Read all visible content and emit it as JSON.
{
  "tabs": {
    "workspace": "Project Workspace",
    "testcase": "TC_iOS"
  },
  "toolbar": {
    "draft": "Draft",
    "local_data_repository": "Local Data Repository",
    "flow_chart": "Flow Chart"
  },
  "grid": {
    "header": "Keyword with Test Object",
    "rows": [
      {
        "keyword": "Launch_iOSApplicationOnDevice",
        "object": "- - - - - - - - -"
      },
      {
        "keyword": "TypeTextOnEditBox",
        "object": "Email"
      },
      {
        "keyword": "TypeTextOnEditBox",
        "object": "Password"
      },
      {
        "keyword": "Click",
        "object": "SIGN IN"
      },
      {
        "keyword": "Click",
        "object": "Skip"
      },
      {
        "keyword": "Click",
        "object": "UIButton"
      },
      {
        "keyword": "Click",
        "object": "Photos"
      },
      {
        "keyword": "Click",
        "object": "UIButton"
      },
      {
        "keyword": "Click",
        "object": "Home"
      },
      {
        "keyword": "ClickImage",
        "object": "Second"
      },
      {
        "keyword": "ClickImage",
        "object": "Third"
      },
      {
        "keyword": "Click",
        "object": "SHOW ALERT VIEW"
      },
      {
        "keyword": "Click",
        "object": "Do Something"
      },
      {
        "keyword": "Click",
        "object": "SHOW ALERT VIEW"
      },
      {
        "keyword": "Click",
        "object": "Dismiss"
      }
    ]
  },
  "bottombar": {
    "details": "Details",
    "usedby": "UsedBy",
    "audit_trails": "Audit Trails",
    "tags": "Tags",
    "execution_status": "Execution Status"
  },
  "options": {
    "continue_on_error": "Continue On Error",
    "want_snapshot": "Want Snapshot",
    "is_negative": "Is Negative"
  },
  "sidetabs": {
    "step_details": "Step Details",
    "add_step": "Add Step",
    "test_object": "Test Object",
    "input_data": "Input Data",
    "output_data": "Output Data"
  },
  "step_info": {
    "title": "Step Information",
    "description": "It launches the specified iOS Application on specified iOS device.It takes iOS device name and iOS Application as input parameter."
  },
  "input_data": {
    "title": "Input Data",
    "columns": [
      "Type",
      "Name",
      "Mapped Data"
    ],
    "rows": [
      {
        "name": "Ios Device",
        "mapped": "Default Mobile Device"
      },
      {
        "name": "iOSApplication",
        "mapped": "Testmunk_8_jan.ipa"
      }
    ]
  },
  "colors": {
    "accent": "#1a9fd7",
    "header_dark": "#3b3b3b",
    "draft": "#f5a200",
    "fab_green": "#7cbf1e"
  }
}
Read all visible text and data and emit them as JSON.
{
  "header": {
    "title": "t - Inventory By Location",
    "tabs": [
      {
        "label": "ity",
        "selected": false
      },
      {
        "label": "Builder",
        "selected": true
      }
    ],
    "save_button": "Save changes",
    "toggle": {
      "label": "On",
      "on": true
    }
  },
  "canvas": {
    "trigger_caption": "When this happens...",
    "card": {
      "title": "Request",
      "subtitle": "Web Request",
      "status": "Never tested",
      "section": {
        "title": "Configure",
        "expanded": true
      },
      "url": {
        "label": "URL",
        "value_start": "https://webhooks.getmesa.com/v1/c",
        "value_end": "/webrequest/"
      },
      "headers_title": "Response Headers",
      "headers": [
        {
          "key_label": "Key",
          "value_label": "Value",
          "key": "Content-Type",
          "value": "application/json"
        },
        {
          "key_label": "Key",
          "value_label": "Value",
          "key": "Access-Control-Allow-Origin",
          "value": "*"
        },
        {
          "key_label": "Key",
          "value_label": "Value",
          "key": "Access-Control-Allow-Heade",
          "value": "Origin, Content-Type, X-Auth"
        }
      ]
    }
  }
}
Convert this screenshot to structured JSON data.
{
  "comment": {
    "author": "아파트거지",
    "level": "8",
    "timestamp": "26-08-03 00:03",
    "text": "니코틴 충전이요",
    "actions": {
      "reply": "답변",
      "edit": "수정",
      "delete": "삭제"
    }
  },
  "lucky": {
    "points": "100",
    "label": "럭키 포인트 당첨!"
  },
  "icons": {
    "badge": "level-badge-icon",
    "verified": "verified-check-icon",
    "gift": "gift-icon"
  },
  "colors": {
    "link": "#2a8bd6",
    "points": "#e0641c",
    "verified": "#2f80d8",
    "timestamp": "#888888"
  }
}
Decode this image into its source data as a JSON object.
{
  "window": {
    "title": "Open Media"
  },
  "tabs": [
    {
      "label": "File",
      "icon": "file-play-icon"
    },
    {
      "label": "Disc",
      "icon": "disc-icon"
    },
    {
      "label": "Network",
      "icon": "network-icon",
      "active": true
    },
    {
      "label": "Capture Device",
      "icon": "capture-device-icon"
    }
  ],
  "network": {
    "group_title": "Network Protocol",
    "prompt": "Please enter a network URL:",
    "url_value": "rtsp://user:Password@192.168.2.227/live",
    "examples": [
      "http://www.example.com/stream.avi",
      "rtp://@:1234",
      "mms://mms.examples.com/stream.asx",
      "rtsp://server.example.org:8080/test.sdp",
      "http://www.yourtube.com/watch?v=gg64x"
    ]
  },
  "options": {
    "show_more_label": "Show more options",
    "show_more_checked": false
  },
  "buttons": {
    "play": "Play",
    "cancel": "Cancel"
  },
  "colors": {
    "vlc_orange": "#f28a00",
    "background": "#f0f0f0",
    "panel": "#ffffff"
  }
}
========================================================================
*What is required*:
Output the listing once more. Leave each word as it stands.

*Response area*:
Read all visible content and emit it as JSON.
{
  "tabs": {
    "workspace": "Project Workspace",
    "testcase": "TC_iOS"
  },
  "toolbar": {
    "draft": "Draft",
    "local_data_repository": "Local Data Repository",
    "flow_chart": "Flow Chart"
  },
  "grid": {
    "header": "Keyword with Test Object",
    "rows": [
      {
        "keyword": "Launch_iOSApplicationOnDevice",
        "object": "- - - - - - - - -"
      },
      {
        "keyword": "TypeTextOnEditBox",
        "object": "Email"
      },
      {
        "keyword": "TypeTextOnEditBox",
        "object": "Password"
      },
      {
        "keyword": "Click",
        "object": "SIGN IN"
      },
      {
        "keyword": "Click",
        "object": "Skip"
      },
      {
        "keyword": "Click",
        "object": "UIButton"
      },
      {
        "keyword": "Click",
        "object": "Photos"
      },
      {
        "keyword": "Click",
        "object": "UIButton"
      },
      {
        "keyword": "Click",
        "object": "Home"
      },
      {
        "keyword": "ClickImage",
        "object": "Second"
      },
      {
        "keyword": "ClickImage",
        "object": "Third"
      },
      {
        "keyword": "Click",
        "object": "SHOW ALERT VIEW"
      },
      {
        "keyword": "Click",
        "object": "Do Something"
      },
      {
        "keyword": "Click",
        "object": "SHOW ALERT VIEW"
      },
      {
        "keyword": "Click",
        "object": "Dismiss"
      }
    ]
  },
  "bottombar": {
    "details": "Details",
    "usedby": "UsedBy",
    "audit_trails": "Audit Trails",
    "tags": "Tags",
    "execution_status": "Execution Status"
  },
  "options": {
    "continue_on_error": "Continue On Error",
    "want_snapshot": "Want Snapshot",
    "is_negative": "Is Negative"
  },
  "sidetabs": {
    "step_details": "Step Details",
    "add_step": "Add Step",
    "test_object": "Test Object",
    "input_data": "Input Data",
    "output_data": "Output Data"
  },
  "step_info": {
    "title": "Step Information",
    "description": "It launches the specified iOS Application on specified iOS device.It takes iOS device name and iOS Application as input parameter."
  },
  "input_data": {
    "title": "Input Data",
    "columns": [
      "Type",
      "Name",
      "Mapped Data"
    ],
    "rows": [
      {
        "name": "Ios Device",
        "mapped": "Default Mobile Device"
      },
      {
        "name": "iOSApplication",
        "mapped": "Testmunk_8_jan.ipa"
      }
    ]
  },
  "colors": {
    "accent": "#1a9fd7",
    "header_dark": "#3b3b3b",
    "draft": "#f5a200",
    "fab_green": "#7cbf1e"
  }
}
Read all visible text and data and emit them as JSON.
{
  "header": {
    "title": "t - Inventory By Location",
    "tabs": [
      {
        "label": "ity",
        "selected": false
      },
      {
        "label": "Builder",
        "selected": true
      }
    ],
    "save_button": "Save changes",
    "toggle": {
      "label": "On",
      "on": true
    }
  },
  "canvas": {
    "trigger_caption": "When this happens...",
    "card": {
      "title": "Request",
      "subtitle": "Web Request",
      "status": "Never tested",
      "section": {
        "title": "Configure",
        "expanded": true
      },
      "url": {
        "label": "URL",
        "value_start": "https://webhooks.getmesa.com/v1/c",
        "value_end": "/webrequest/"
      },
      "headers_title": "Response Headers",
      "headers": [
        {
          "key_label": "Key",
          "value_label": "Value",
          "key": "Content-Type",
          "value": "application/json"
        },
        {
          "key_label": "Key",
          "value_label": "Value",
          "key": "Access-Control-Allow-Origin",
          "value": "*"
        },
        {
          "key_label": "Key",
          "value_label": "Value",
          "key": "Access-Control-Allow-Heade",
          "value": "Origin, Content-Type, X-Auth"
        }
      ]
    }
  }
}
Convert this screenshot to structured JSON data.
{
  "comment": {
    "author": "아파트거지",
    "level": "8",
    "timestamp": "26-08-03 00:03",
    "text": "니코틴 충전이요",
    "actions": {
      "reply": "답변",
      "edit": "수정",
      "delete": "삭제"
    }
  },
  "lucky": {
    "points": "100",
    "label": "럭키 포인트 당첨!"
  },
  "icons": {
    "badge": "level-badge-icon",
    "verified": "verified-check-icon",
    "gift": "gift-icon"
  },
  "colors": {
    "link": "#2a8bd6",
    "points": "#e0641c",
    "verified": "#2f80d8",
    "timestamp": "#888888"
  }
}
Decode this image into its source data as a JSON object.
{
  "window": {
    "title": "Open Media"
  },
  "tabs": [
    {
      "label": "File",
      "icon": "file-play-icon"
    },
    {
      "label": "Disc",
      "icon": "disc-icon"
    },
    {
      "label": "Network",
      "icon": "network-icon",
      "active": true
    },
    {
      "label": "Capture Device",
      "icon": "capture-device-icon"
    }
  ],
  "network": {
    "group_title": "Network Protocol",
    "prompt": "Please enter a network URL:",
    "url_value": "rtsp://user:Password@192.168.2.227/live",
    "examples": [
      "http://www.example.com/stream.avi",
      "rtp://@:1234",
      "mms://mms.examples.com/stream.asx",
      "rtsp://server.example.org:8080/test.sdp",
      "http://www.yourtube.com/watch?v=gg64x"
    ]
  },
  "options": {
    "show_more_label": "Show more options",
    "show_more_checked": false
  },
  "buttons": {
    "play": "Play",
    "cancel": "Cancel"
  },
  "colors": {
    "vlc_orange": "#f28a00",
    "background": "#f0f0f0",
    "panel": "#ffffff"
  }
}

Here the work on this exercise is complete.